> _PROMPT_: Print the whole listing below exactly as given, pictures excluded.

------------------------

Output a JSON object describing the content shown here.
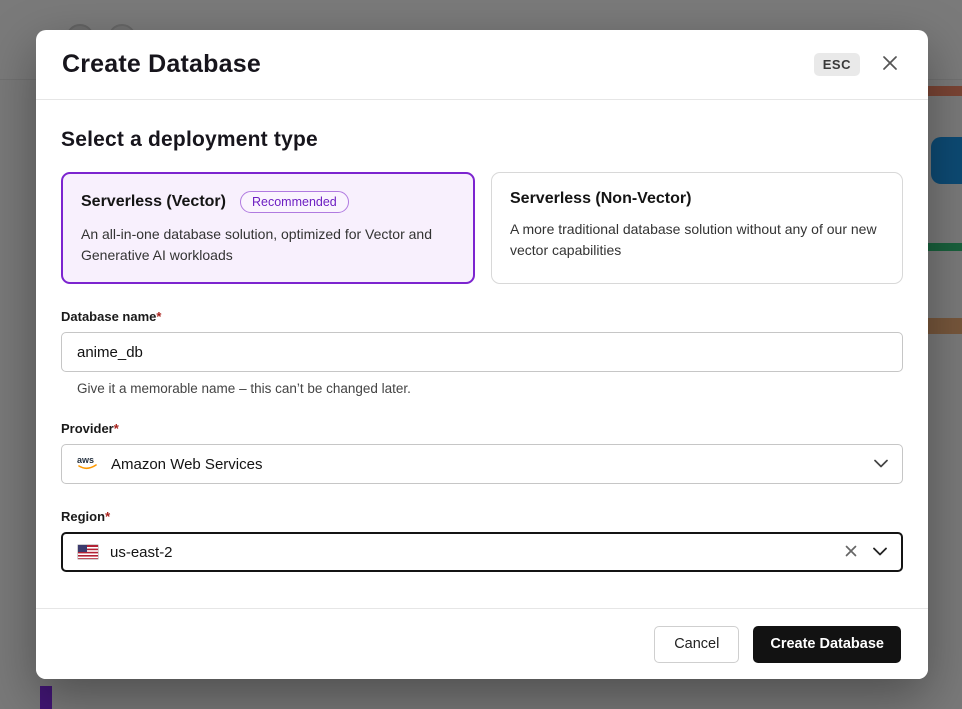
{
  "modal": {
    "title": "Create Database",
    "esc_label": "ESC",
    "section_title": "Select a deployment type",
    "deployment_options": [
      {
        "title": "Serverless (Vector)",
        "badge": "Recommended",
        "description": "An all-in-one database solution, optimized for Vector and Generative AI workloads",
        "selected": true
      },
      {
        "title": "Serverless (Non-Vector)",
        "description": "A more traditional database solution without any of our new vector capabilities",
        "selected": false
      }
    ],
    "fields": {
      "database_name": {
        "label": "Database name",
        "required_marker": "*",
        "value": "anime_db",
        "helper": "Give it a memorable name – this can’t be changed later."
      },
      "provider": {
        "label": "Provider",
        "required_marker": "*",
        "value": "Amazon Web Services",
        "icon": "aws-icon"
      },
      "region": {
        "label": "Region",
        "required_marker": "*",
        "value": "us-east-2",
        "icon": "us-flag-icon"
      }
    },
    "footer": {
      "cancel_label": "Cancel",
      "submit_label": "Create Database"
    },
    "colors": {
      "accent_purple": "#7c24cf",
      "selected_card_bg": "#f8f0fd",
      "submit_button_bg": "#121212",
      "focus_border": "#141414",
      "required_marker": "#a8201a"
    }
  }
}
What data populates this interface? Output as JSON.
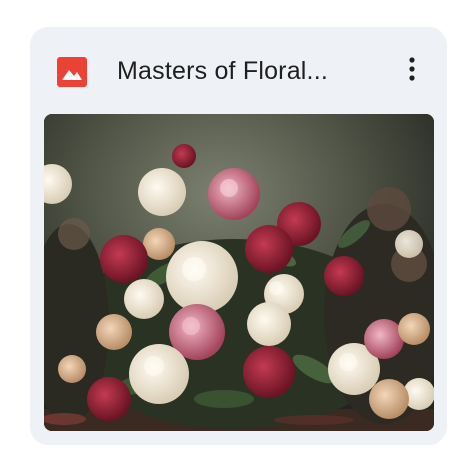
{
  "file": {
    "title": "Masters of Floral...",
    "icon": "image-file-icon",
    "icon_color": "#ea4335"
  },
  "actions": {
    "more_icon": "more-vertical-icon"
  },
  "colors": {
    "card_background": "#eef1f6",
    "text": "#1f1f1f"
  }
}
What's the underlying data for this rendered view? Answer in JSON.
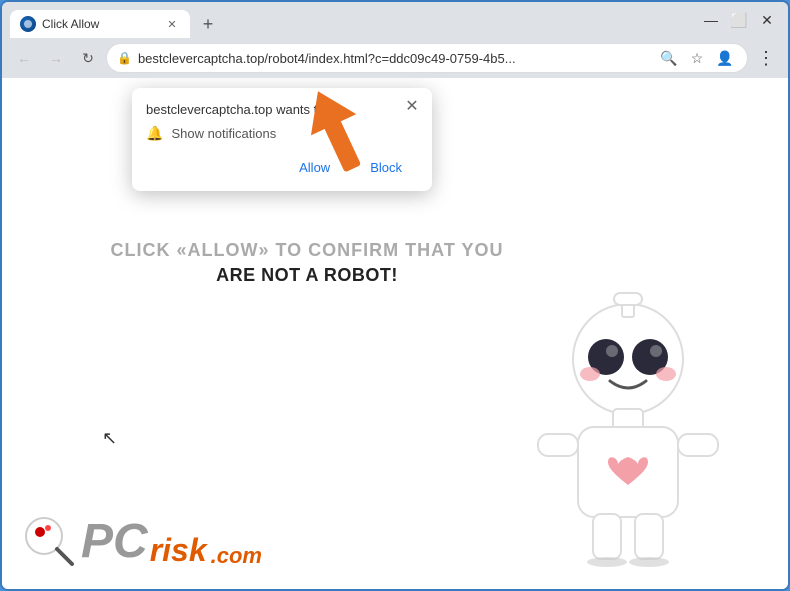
{
  "browser": {
    "tab": {
      "title": "Click Allow",
      "favicon_label": "browser-favicon"
    },
    "new_tab_icon": "+",
    "window_controls": {
      "minimize": "—",
      "maximize": "⬜",
      "close": "✕"
    },
    "nav": {
      "back": "←",
      "forward": "→",
      "refresh": "↻"
    },
    "address": "bestclevercaptcha.top/robot4/index.html?c=ddc09c49-0759-4b5...",
    "address_icons": {
      "search": "🔍",
      "bookmark": "☆",
      "profile": "👤"
    },
    "menu": "⋮"
  },
  "notification_popup": {
    "title": "bestclevercaptcha.top wants to",
    "notification_label": "Show notifications",
    "close_label": "✕",
    "allow_button": "Allow",
    "block_button": "Block"
  },
  "page": {
    "captcha_line1": "CLICK «ALLOW» TO CONFIRM THAT YOU",
    "captcha_line2": "ARE NOT A ROBOT!",
    "logo_pc": "PC",
    "logo_risk": "risk",
    "logo_dotcom": ".com"
  }
}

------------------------

> _RESPONSE TO THE TASK_:
Output a JSON object describing the content shown here.
{
  "modal": {
    "title": "Create Database",
    "esc_label": "ESC",
    "section_title": "Select a deployment type",
    "deployment_options": [
      {
        "title": "Serverless (Vector)",
        "badge": "Recommended",
        "description": "An all-in-one database solution, optimized for Vector and Generative AI workloads",
        "selected": true
      },
      {
        "title": "Serverless (Non-Vector)",
        "description": "A more traditional database solution without any of our new vector capabilities",
        "selected": false
      }
    ],
    "fields": {
      "database_name": {
        "label": "Database name",
        "required_marker": "*",
        "value": "anime_db",
        "helper": "Give it a memorable name – this can’t be changed later."
      },
      "provider": {
        "label": "Provider",
        "required_marker": "*",
        "value": "Amazon Web Services",
        "icon": "aws-icon"
      },
      "region": {
        "label": "Region",
        "required_marker": "*",
        "value": "us-east-2",
        "icon": "us-flag-icon"
      }
    },
    "footer": {
      "cancel_label": "Cancel",
      "submit_label": "Create Database"
    },
    "colors": {
      "accent_purple": "#7c24cf",
      "selected_card_bg": "#f8f0fd",
      "submit_button_bg": "#121212",
      "focus_border": "#141414",
      "required_marker": "#a8201a"
    }
  }
}
What data populates this interface? Output as JSON.
{
  "file": {
    "title": "Masters of Floral...",
    "icon": "image-file-icon",
    "icon_color": "#ea4335"
  },
  "actions": {
    "more_icon": "more-vertical-icon"
  },
  "colors": {
    "card_background": "#eef1f6",
    "text": "#1f1f1f"
  }
}
What's the underlying data for this rendered view? Answer in JSON.
{
  "browser": {
    "tab": {
      "title": "Click Allow",
      "favicon_label": "browser-favicon"
    },
    "new_tab_icon": "+",
    "window_controls": {
      "minimize": "—",
      "maximize": "⬜",
      "close": "✕"
    },
    "nav": {
      "back": "←",
      "forward": "→",
      "refresh": "↻"
    },
    "address": "bestclevercaptcha.top/robot4/index.html?c=ddc09c49-0759-4b5...",
    "address_icons": {
      "search": "🔍",
      "bookmark": "☆",
      "profile": "👤"
    },
    "menu": "⋮"
  },
  "notification_popup": {
    "title": "bestclevercaptcha.top wants to",
    "notification_label": "Show notifications",
    "close_label": "✕",
    "allow_button": "Allow",
    "block_button": "Block"
  },
  "page": {
    "captcha_line1": "CLICK «ALLOW» TO CONFIRM THAT YOU",
    "captcha_line2": "ARE NOT A ROBOT!",
    "logo_pc": "PC",
    "logo_risk": "risk",
    "logo_dotcom": ".com"
  }
}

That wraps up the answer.